...but the Bills might just be: Buffalo, on the other hand, has been impressive. Not only did the Bills beat the Chiefs 38-20 on Sunday night, they also are tied for the best record in the conference at 4-1. With the exception of an opening day upset at the hands of the Pittsburgh Steelers, they have played some flawless football as of late. Consider this: Buffalo won its last four games with a combined score of 156–41. Pure domination.

The Urban Meyer era continues to be off to a rocky start: Not only are the Jacksonville Jaguars one of only two winless teams at this point, their first-year head coach also continues to make headlines for all the wrong reasons. On Sunday, Meyer held a postgame press conference that our friends at Big Cat Country called “bizarre” and “disjointed.”

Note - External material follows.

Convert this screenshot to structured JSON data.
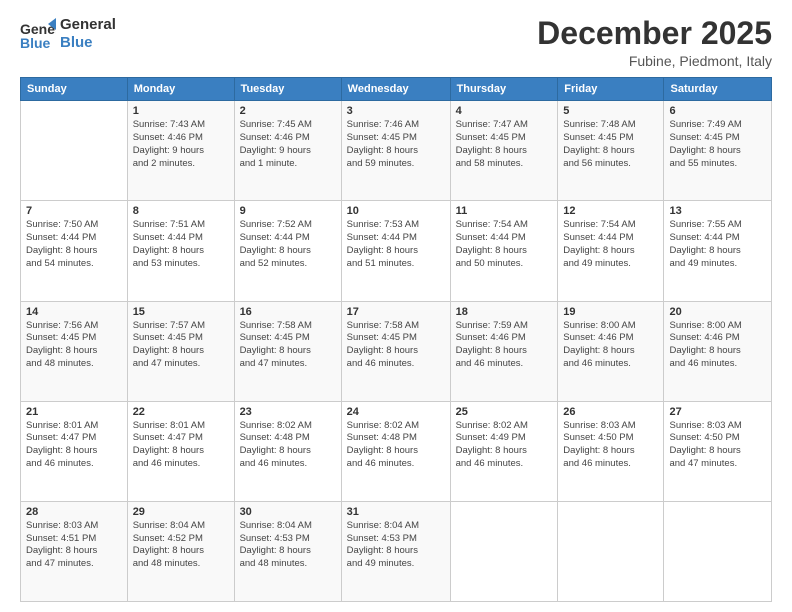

Trey Lance didn’t necessarily run with the 49ers’ starting quarterback job: With Jimmy Garoppolo out against Arizona due to injury, first-round rookie Trey Lance finally got an opportunity to showcase his talents in a starting capacity. However, the youngster did not have a particularly good game. While he gained 89 rushing yards on 16 carries, he also went just 15-for-29 as a passer for 192 yards and an interception. After the game, 49ers head coach Kyle Shanahan said that “nothing has changed” in regards to his team’s quarterback position.

Seattle will be an interesting team to watch down the stretch — and beyond: Russell Wilson has started all 165 regular season and playoff games of his career, but his streak will come to an end in Week 6. The Seahawks’ passer left Thursday’s loss against the Los Angeles Rams with a finger injury, and has since undergone surgery. Wilson will miss substantial time — reportedly between four to eight weeks — which is not only bad news for his team in 2021, but possibly his future in Seattle as well. Wilson will turn 33 in November and is due a $37 million salary cap hit in 2022. After some offseason rumors about his unhappiness with the organization, he will be a player to watch in the coming weeks and months.

The NFL has a long way to go in some key areas: Monday night saw the first head coaching change of the season, with the Las Vegas Raiders’ Joe Gruden resigning from his position after a series of offensive emails emerged. While Gruden’s resignation was the only correct decision, thinking that he would be the only person in the league to use racist, homophobic or sexist language would — unfortunately — be naive. Now it is on the NFL and its 32 franchises to take a definitive stance that goes beyond a good-looking PR campaign.